When I first started teaching English at a public high school near Hartford, CT, almost twenty years ago, like many new educators, I had one narrowing vision regarding what success would look like: nothing short of a block party with students standing atop their desks, shouting the words of Zora Neal Hurston, William Shakespeare, or Langston Hughes.
This big vision, of course, quickly broke down in the face of the reality in front and all around me: some students struggling with severe emotional issues, some with learning disabilities, some who had been kicked out of homes or, eventually, out of school, and others who seemed to not care about literature (or me) in the least.
Over time, that initially big vision became distilled into smaller aims, smaller goals: make eye contact with a student; laugh together; sit side by side and struggle through a particularly difficult line of poetry or prose; share a snack; high-five each student after a presentation; create and share hope.

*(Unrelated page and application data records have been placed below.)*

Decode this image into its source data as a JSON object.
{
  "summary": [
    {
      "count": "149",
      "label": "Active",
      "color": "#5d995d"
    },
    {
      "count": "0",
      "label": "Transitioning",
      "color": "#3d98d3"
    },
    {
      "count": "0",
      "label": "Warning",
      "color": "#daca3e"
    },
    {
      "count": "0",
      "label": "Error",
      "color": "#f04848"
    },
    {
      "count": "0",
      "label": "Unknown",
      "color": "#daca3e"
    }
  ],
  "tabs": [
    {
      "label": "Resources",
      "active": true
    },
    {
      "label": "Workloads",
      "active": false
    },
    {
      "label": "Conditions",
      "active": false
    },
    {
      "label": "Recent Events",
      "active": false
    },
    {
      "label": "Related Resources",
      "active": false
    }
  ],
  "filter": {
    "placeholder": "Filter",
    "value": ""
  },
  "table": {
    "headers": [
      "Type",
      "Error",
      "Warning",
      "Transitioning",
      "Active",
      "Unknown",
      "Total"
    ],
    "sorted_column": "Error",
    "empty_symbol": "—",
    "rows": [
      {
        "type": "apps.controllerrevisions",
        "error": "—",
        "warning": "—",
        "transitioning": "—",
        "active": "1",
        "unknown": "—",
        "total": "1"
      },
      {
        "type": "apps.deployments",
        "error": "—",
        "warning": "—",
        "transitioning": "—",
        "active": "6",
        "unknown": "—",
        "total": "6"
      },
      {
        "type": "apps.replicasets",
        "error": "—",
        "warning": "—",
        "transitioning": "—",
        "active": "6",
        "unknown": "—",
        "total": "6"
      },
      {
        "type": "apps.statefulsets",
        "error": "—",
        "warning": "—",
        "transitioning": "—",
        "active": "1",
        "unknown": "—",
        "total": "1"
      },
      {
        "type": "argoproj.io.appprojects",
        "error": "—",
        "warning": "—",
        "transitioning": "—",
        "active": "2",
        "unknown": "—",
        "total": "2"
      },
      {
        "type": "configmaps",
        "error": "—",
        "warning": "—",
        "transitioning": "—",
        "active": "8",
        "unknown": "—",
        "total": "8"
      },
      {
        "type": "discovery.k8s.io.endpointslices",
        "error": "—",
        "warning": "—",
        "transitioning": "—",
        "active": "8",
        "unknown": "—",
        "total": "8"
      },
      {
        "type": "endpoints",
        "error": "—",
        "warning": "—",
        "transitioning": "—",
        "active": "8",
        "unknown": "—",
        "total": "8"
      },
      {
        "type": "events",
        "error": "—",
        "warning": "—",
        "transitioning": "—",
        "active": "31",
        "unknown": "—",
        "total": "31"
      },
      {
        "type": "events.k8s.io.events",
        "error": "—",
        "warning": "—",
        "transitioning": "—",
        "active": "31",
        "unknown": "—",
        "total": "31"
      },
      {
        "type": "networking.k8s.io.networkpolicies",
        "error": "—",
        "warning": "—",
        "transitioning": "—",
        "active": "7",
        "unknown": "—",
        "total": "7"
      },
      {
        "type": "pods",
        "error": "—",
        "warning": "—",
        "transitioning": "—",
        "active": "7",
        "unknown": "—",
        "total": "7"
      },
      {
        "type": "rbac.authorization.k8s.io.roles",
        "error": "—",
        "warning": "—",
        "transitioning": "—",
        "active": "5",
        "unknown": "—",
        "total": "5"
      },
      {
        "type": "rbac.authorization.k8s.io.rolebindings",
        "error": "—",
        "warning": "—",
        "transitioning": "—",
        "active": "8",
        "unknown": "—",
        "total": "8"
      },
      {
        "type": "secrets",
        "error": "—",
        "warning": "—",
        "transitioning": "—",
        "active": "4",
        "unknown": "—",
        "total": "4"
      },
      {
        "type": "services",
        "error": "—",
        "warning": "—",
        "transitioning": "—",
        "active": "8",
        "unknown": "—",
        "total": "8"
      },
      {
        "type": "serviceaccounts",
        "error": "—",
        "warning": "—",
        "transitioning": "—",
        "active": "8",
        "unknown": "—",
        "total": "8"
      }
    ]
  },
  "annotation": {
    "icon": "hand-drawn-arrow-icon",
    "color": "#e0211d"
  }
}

These smaller goals—albeit possessing much less dramatic flair than my original, big one—began to create a classroom environment for greater depth, connection, and meaning. I began to see that one of the key pillars of an effective and authentic classroom was relational, not transactional. By engendering trust in the community of learners with whom I was housed for a year, we could, together, make gains that seemed on the surface e quite small, but on the greater scale of creating lives that were authentic and real, these gains could be much bigger.
In short: I came to place less stock in grand visions of transformational products in my classroom, and instead to focus on creating relational trust and connection with my students—built on seeing them for who they are, rather than constantly telling them what I wanted them to become.
Twenty some odd years later, as we walk through a pandemic that wreaks havoc on our nation’s school systems, I want to extrapolate this small vision of a classroom to make a rather simple suggestion that we might, hopefully, receive as an imperative if we want to truly create classrooms that can cope with the inequalities this pandemic has exposed, as well as the everyday health and safety risks we now face.
My suggestion is neither new nor profound. But it has been, steadily and consistently, ignored by educational policymakers since, essentially, public schooling began in the 1850’s.
Smaller classes. If we can agree that classrooms—and students—function best when relational learning and a deep sense of trust can develop, then creating classrooms where no more than 12 (rather than 25 or, in some cases, up to 40) students are paired with a teacher would create a groundbreaking opportunity for students to shine and teachers to exhale.
I recall a teacher-mentor of mine, back when I was first starting out, sharing with me a simple mathematical formula that calculated what it would cost, in simple babysitting payment, to care for and keep safe 25 students for 6 – 8 hours a day. The sum amounted to an astronomically higher amount that any teacher had ever made for that same work—and yet we task our teachers not only with keeping kids safe and cared for, but also with, well, teaching, them, too! We task our teachers with becoming social workers, coaches, mentors, cheerleaders, instructional supports, and more, every single day in their classrooms.
Simultaneously, we task our students with retaining information at an ever-quickening pace, no doubt spurred on by spurious and often confusing (and sometimes downright dangerous) looming realities of high-stakes tests. In this context, how do we truly expect a culture of trust and authentic relationships to develop?
Rather than pressure, efficiency, and speed as the core values upon which we create schools, it is high time we exchange those values for three others: trust, meaning, and depth. These latter three values can—and will—emerge in beautiful and profound ways if we limit every classroom in America to 12 students for every teacher, thereby creating avenues to real connection based upon authenticity and growth, rather than a business model of transaction and efficiency.
If we scan the shiny, colorful websites of any private school in the nation, we find class size to be prominently featured on the main page in almost every single case. Don’t all our of children—not just those who can afford to spend $25,000 a year, deserve the right to a classroom built on getting to know one another, a classroom built on the fundamental principle that education—at its core—is a relational endeavor and not a transactional one?
If so, now is the perfect time to begin this transformation. By making our classroom smaller, we courageously invite our students into a very big vision of what it means to learn, now are for their futures.
Luke Reynolds, Ph.D, is professor of education at Endicott College, and a former middle and high school teacher. He is the author of several children’s books, including his latest book, Even More Fantastic Failures, is the second installment in his personal campaign to show kids it’s okay to fall down or make mistakes